Bissonnette learned drums from Sammy Penn and was honored by the opportunities he had to associate with jazz legends, particularly Big Jim Robinson. He led The Easy Riders Jazz Band, bringing Sammy Rimmington from England to assist on reeds. After reviving his label in the 1990s he released an additional 130 albums. He turned his focus to archiving the British Jazz scene on a series of Best Of The Brits albums before eventually selling the catalog to UpBeat Records on condition that the music remain available.
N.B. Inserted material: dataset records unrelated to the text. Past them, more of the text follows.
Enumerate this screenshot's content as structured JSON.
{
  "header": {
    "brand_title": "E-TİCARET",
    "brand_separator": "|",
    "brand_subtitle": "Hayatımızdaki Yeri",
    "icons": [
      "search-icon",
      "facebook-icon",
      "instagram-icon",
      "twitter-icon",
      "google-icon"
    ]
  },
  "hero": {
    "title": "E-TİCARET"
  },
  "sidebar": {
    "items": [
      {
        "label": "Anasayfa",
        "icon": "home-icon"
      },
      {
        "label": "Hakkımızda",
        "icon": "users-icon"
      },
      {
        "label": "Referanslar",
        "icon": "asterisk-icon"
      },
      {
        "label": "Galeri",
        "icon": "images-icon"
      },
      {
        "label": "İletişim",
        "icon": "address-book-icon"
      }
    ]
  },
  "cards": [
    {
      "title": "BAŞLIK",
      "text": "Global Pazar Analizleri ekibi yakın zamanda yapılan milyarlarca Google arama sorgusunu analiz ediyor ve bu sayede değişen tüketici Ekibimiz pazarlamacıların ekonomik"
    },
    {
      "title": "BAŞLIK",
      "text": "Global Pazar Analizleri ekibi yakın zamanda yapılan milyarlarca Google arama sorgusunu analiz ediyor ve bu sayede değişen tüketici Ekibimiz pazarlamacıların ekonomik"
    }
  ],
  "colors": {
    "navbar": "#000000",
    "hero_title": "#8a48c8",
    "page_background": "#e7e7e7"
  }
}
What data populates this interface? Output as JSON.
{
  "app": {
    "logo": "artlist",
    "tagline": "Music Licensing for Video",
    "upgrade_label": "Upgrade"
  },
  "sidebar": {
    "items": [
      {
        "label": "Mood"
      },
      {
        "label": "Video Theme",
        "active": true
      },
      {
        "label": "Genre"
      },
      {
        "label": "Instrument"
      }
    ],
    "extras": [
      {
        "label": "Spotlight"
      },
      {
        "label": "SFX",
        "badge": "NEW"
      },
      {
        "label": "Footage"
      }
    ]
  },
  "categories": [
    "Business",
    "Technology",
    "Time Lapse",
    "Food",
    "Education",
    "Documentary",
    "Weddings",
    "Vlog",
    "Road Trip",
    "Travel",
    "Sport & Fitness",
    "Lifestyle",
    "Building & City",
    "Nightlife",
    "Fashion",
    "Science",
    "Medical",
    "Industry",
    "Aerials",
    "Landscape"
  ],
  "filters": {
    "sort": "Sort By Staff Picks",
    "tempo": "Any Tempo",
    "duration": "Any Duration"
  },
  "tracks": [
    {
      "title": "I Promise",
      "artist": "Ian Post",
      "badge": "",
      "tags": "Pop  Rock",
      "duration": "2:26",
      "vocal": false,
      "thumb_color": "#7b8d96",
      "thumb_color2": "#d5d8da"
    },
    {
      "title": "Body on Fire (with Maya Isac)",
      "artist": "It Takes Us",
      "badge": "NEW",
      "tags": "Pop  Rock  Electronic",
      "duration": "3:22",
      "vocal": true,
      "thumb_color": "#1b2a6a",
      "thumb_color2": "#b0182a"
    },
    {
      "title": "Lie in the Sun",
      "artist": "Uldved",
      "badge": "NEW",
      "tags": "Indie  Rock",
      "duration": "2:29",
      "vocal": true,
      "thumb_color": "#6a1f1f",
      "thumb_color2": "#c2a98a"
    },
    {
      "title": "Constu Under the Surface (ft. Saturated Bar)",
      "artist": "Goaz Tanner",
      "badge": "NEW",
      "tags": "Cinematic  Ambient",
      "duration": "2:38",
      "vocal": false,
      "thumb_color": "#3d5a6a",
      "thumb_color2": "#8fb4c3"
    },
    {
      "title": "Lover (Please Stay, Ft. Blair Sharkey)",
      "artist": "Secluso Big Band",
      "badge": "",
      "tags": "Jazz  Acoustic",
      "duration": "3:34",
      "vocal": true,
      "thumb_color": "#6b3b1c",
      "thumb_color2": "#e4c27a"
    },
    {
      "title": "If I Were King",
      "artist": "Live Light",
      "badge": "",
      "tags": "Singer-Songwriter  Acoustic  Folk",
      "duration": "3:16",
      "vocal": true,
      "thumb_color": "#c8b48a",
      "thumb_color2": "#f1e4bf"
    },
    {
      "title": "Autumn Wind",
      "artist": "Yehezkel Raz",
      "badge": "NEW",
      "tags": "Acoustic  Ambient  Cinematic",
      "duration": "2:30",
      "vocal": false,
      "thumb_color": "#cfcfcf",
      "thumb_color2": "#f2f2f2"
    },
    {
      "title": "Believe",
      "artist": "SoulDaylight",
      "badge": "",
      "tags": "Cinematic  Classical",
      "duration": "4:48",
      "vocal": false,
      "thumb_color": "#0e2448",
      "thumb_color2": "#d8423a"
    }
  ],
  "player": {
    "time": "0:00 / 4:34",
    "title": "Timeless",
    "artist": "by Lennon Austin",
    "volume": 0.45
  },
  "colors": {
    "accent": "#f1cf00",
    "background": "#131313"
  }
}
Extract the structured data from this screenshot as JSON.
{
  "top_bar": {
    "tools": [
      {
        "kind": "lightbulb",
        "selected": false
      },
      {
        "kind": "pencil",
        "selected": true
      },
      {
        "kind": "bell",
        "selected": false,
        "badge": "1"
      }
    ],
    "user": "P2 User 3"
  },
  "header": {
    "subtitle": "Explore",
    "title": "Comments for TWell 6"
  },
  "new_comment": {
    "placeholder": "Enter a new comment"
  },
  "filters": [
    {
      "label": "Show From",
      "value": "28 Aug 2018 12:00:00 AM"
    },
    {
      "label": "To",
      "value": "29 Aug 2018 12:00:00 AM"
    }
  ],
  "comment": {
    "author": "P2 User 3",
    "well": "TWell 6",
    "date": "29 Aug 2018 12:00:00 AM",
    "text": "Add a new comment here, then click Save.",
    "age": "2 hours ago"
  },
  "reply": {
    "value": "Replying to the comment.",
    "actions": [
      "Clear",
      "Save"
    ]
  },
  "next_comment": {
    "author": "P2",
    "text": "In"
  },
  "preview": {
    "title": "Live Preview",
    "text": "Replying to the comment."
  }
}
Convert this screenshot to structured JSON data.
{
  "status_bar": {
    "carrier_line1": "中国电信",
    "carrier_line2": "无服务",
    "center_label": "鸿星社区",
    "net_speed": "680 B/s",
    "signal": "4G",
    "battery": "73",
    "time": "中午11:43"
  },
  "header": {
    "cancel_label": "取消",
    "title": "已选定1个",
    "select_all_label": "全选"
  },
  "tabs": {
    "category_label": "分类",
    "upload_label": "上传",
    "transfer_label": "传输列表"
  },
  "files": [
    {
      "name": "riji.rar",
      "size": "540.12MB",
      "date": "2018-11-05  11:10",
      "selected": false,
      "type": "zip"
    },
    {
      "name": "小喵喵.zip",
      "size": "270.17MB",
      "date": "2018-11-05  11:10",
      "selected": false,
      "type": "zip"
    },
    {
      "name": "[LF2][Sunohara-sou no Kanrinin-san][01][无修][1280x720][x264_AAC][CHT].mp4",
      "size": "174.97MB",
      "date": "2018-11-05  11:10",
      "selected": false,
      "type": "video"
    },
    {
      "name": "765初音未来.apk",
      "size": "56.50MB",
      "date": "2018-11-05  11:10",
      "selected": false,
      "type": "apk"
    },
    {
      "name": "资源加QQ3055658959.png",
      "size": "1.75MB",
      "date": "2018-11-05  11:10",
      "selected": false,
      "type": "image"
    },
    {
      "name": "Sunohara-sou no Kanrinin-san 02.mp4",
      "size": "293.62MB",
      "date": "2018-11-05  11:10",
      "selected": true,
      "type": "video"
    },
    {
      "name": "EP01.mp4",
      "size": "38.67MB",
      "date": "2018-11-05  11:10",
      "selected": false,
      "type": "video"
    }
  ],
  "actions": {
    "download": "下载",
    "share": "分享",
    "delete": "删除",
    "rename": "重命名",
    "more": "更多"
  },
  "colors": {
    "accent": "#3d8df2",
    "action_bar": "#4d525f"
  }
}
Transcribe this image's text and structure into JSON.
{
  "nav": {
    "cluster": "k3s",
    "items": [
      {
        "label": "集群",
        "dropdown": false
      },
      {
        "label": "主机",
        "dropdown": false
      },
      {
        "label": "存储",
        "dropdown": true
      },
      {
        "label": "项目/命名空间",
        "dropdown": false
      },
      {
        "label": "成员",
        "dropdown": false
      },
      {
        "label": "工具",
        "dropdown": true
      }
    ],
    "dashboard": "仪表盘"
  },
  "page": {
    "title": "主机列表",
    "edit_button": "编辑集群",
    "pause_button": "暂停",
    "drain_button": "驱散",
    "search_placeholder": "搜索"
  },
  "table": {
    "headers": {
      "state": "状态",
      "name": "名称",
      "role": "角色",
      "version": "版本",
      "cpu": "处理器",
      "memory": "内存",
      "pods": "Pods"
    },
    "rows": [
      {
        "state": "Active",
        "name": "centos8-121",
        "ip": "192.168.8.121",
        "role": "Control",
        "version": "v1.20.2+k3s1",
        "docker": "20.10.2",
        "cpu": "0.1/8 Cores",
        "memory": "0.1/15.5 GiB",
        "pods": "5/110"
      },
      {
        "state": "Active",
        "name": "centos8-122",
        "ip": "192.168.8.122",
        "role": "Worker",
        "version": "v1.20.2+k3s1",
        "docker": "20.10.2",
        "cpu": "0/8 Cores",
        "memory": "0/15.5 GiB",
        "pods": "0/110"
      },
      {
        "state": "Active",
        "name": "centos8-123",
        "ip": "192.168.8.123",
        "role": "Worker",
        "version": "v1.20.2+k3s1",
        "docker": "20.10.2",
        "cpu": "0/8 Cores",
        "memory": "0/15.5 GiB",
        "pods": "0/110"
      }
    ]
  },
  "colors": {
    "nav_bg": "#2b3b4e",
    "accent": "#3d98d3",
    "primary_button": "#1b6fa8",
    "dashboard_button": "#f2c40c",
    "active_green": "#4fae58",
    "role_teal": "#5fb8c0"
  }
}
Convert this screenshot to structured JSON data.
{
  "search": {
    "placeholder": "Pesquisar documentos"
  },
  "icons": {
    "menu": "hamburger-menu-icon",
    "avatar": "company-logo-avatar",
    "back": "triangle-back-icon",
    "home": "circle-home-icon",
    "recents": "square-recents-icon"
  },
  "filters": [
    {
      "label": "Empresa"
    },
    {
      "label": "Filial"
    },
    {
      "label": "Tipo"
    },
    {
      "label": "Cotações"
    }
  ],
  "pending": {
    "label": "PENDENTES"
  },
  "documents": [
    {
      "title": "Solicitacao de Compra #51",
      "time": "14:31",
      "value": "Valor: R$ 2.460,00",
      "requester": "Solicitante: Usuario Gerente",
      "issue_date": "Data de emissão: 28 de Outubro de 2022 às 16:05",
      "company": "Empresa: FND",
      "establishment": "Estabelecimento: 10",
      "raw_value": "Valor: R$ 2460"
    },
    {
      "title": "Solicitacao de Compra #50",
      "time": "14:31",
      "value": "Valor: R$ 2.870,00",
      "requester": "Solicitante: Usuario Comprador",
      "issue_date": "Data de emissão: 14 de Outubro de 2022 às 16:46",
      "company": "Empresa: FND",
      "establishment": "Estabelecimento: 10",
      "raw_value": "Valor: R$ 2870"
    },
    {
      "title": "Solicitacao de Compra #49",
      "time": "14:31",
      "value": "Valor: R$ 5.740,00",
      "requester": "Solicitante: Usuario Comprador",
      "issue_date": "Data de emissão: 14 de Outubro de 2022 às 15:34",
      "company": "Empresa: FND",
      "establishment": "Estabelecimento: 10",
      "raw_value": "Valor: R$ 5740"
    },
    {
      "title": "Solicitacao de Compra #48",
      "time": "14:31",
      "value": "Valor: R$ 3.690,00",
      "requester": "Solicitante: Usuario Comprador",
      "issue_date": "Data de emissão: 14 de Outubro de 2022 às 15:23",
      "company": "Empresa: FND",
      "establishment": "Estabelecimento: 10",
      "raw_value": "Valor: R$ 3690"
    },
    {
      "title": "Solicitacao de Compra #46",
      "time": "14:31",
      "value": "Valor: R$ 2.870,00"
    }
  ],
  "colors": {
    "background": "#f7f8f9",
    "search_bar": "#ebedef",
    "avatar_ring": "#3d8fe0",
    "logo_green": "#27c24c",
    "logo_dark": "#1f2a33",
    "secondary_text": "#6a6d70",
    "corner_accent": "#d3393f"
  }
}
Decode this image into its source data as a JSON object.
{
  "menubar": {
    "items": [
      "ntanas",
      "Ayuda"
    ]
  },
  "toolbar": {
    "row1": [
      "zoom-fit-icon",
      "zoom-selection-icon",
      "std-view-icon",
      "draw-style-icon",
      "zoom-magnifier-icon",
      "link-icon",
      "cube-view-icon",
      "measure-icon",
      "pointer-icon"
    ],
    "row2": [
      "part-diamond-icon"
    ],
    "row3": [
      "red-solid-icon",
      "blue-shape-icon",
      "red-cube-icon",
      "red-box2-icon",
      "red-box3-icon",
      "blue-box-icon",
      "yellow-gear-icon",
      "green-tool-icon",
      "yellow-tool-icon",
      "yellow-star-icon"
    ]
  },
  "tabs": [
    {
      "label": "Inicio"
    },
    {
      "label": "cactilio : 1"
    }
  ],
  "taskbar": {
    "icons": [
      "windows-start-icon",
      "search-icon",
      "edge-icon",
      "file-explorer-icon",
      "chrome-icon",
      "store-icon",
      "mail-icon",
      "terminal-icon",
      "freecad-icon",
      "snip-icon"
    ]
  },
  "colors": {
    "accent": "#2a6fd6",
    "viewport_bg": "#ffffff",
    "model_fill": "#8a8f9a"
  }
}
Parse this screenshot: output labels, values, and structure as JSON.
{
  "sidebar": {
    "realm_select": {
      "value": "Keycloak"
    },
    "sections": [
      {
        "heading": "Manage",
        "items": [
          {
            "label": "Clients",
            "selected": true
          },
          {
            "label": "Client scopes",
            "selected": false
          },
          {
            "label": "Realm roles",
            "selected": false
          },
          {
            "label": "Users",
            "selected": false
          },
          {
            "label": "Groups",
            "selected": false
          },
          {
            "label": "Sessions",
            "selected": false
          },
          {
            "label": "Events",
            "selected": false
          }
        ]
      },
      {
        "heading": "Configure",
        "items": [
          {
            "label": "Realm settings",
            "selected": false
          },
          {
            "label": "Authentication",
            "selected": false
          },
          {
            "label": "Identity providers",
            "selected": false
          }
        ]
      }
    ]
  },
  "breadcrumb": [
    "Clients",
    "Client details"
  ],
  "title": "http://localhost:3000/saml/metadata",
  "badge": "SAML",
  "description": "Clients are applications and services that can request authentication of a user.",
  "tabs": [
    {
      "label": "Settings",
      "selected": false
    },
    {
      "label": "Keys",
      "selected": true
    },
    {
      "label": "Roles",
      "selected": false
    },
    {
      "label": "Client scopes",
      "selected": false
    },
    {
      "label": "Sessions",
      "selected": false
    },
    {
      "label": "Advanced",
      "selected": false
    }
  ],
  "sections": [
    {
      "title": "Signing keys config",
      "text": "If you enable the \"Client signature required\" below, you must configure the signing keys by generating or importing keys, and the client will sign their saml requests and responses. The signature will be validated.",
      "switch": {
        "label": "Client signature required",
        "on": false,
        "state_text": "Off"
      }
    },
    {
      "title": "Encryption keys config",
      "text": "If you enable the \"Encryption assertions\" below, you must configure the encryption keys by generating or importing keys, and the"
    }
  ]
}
In 1992 he published a book about his early experiences entitled The Jazz Crusade: The Inside Story of the Great New Orleans Jazz Revival of the 1960s. In the book, he explained the fierceness of his mission to record the early jazz performers still playing in the sixties by saying, “If you think Punch Miller is really dead, I suggest you put on the recording we made that night at McGoon’s. Does that sound like a dead man to you? As his music lives, so does he.”
Linda Foley, 73, July 4th in Sacramento, California. Linda joined the Sacramento Traditional Jazz Society as a social activity in 1973 and volunteered at the first and subsequent Jazz Jubilees until 2005. She originally was a “musician hostess” and then became involved in the performance sites, ultimately being the General Site Manager, with some 1500 volunteers, for 20 years.
She served as Jazz Society president for two years in the 1990s and joined her husband Mike in running the Elderhostel/ Road Scholar programs in 1998 when she retired from California State service. She was a dedicated volunteer, making many friends among volunteers and musicians over the years. Linda and Mike were even married the night before the 1989 Jubilee at Turntable Junction, with 1500 attendees.
Don Richard “Dick” Doner, 82, July 4th in Rancho Talos Verdes, Calif. He played the trombone in high school and worked the piano bars as a pianist and singer in his native Toledo, Ohio. Following service in the Navy, he settled in California where he worked for a company that specialized in computerized drafting, eventually becoming the company’s president and owner. He played with the Goodtime, Milneburg, and Workingman bands, but is best known for the 37 years he spent with Chet Jaeger’s Night Blooming Jazzmen as their trombonist, vocalist, and occasional pianist.
Les Lieber, 106, on July 10th on Fire Island, New York. Lieber grew up in St. Louis, Missouri, and plied his main career in journalism while pursuing a strong avocation in music. Starting on C-melody sax in his teens, within a few years he had switched to alto, and developed an uncanny knack of playing the penny whistle. He was arguably the first to play jazz on the instrument, on which he performed on the CBS Saturday Night Swing Club and in an extant Vitaphone short film.
After nearly a decade of not playing a note, in September 1965 he organized Jazz at Noon, where talented amateur players got together every week to play alongside top-flight professionals such as Dizzy Gillespie, Clark Terry, and Bobby Hackett. Jazz at Noon continued until 2011, though Lieber continued to play sax and penny whistle well past his 100th birthday.